Section 49 in the Community Charter of BC is the current legislation with which a number of dog owners have significant issue. This part of the Community Charter allows an animal control officer to act on behalf of the interests of the municipality to seize dangerous dogs and apply for a provincial court order for the dog to be destroyed. Under the act, dogs may not be impounded and detained for more than 21 days.
I’ve heard from a few people now that section 49 is unfair to dog owners and that something needs to be done about this piece of legislation. I don’t doubt that there are some instances where section 49 has been abused and family dogs have been destroyed without a lot of evidence. Clearly, there may be some reforms needed to section 49.
However, the bill that I brought in has nothing to do with the seizure of “dangerous dogs”. It does not affect section 49, but it does now make pet owners liable. Currently, if a dog severely bites someone, under section 49 that dog could be seized and destroyed. However, the owner would not necessarily face any charges or be responsible for any damages, and to make matters worse that owner could go and get a new dog the next day.

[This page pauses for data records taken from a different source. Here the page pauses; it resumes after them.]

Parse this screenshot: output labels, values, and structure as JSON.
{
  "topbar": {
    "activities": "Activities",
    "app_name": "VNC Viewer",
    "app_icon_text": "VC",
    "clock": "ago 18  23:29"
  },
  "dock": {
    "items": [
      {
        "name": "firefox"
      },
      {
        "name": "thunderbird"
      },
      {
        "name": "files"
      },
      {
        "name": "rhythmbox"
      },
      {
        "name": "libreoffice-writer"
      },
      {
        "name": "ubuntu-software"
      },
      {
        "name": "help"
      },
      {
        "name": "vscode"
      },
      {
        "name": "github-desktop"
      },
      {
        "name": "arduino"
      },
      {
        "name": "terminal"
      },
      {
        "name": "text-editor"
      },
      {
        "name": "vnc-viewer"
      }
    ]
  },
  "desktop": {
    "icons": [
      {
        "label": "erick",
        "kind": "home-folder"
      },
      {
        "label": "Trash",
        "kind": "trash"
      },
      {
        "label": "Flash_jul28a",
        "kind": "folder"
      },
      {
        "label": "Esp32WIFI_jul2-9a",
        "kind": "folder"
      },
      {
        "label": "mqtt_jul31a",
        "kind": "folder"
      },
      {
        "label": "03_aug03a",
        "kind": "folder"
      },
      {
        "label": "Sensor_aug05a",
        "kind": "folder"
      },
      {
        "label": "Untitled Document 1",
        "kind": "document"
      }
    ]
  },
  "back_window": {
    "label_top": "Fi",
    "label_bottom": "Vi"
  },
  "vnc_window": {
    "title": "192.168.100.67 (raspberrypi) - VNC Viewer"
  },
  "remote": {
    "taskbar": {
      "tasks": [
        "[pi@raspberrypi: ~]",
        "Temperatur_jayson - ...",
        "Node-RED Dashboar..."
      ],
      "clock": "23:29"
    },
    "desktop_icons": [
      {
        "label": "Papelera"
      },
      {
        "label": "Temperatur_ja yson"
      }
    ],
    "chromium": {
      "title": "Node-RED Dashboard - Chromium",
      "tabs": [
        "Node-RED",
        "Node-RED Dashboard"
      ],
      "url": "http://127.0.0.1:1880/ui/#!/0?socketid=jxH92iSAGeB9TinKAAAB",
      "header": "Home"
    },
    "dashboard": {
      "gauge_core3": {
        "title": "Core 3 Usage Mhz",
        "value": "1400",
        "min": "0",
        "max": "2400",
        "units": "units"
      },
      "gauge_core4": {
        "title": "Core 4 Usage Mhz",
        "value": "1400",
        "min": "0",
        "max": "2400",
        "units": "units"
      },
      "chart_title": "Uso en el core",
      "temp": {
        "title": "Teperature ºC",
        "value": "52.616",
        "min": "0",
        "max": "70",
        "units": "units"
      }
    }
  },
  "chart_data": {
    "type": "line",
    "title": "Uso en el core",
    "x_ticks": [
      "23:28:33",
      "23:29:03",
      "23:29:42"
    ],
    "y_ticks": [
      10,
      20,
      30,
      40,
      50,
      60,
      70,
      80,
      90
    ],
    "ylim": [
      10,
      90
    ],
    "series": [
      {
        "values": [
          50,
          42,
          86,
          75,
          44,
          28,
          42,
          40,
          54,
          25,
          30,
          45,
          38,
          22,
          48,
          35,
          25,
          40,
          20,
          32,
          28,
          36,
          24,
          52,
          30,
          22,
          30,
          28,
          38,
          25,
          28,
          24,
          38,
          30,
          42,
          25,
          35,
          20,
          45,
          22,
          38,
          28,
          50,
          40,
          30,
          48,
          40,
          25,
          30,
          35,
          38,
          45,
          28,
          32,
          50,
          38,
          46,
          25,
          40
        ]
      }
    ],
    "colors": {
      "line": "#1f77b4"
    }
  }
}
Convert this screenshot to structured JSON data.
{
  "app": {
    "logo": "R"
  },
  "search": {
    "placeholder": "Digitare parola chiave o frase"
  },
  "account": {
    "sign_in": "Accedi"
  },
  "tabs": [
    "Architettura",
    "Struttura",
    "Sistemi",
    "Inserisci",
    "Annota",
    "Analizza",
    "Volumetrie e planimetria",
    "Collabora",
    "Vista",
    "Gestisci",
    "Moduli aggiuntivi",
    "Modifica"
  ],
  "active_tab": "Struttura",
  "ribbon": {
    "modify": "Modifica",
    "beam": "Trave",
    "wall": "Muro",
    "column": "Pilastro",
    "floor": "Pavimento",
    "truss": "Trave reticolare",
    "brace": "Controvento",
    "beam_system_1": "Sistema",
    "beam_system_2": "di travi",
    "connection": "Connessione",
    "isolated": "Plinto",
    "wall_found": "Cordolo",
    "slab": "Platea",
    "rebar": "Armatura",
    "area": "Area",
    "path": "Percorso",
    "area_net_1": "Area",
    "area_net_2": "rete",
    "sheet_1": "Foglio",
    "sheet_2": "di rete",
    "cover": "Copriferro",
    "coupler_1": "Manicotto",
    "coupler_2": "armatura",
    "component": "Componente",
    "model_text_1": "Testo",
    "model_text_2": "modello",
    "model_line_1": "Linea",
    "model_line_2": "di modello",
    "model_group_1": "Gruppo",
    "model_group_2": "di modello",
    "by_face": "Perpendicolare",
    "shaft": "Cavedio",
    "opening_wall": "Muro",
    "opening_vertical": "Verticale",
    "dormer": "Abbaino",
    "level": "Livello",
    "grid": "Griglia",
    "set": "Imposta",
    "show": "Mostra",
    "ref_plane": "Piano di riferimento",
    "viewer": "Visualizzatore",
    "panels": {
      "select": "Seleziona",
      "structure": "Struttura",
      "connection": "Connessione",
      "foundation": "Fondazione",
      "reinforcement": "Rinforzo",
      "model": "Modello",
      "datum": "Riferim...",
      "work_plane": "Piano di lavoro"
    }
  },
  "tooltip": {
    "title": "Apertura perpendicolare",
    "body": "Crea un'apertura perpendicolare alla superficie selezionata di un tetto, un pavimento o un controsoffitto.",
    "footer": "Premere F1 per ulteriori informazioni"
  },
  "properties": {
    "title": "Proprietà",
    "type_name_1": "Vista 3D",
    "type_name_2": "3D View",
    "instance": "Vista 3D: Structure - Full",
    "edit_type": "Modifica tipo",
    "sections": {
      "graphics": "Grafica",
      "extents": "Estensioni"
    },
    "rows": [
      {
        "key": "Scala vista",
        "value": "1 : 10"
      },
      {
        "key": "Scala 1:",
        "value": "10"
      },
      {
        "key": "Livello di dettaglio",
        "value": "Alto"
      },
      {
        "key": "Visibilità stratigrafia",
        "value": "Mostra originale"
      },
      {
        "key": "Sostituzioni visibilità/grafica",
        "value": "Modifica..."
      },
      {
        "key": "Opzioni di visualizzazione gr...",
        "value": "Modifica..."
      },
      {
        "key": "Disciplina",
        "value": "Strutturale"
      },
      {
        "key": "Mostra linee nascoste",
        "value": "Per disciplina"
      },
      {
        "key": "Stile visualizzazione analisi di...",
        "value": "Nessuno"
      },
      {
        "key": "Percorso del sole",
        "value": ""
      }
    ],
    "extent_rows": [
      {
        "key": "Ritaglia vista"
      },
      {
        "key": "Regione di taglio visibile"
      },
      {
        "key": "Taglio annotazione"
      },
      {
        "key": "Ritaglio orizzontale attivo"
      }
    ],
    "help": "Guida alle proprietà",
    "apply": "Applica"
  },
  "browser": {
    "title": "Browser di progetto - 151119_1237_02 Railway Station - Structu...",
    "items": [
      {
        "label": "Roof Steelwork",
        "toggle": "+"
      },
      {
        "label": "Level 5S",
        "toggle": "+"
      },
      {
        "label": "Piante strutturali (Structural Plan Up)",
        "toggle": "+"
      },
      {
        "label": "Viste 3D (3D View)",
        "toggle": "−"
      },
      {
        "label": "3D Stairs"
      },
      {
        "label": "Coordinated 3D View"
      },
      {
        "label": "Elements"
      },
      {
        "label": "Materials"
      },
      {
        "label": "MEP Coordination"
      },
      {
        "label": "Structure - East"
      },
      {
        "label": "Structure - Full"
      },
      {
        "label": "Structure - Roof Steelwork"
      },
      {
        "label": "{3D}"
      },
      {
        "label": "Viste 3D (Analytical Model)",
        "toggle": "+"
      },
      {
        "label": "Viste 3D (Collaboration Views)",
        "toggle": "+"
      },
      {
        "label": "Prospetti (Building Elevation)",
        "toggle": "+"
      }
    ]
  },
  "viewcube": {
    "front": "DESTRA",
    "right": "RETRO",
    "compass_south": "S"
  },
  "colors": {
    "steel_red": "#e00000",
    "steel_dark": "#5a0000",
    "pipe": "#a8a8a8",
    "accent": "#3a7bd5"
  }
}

The evidence clearly points towards irresponsible pet owners being the problem, and right now our legislation only penalizes the dogs themselves. The bill I brought forward contains nothing about when an animal can be seized or the process by which that happens. The bill I brought forward is strictly intended to make irresponsible owners liable for the actions of their pets. It is a framework from which other regulations could be added to solve the problem of dog attacks in a proactive way.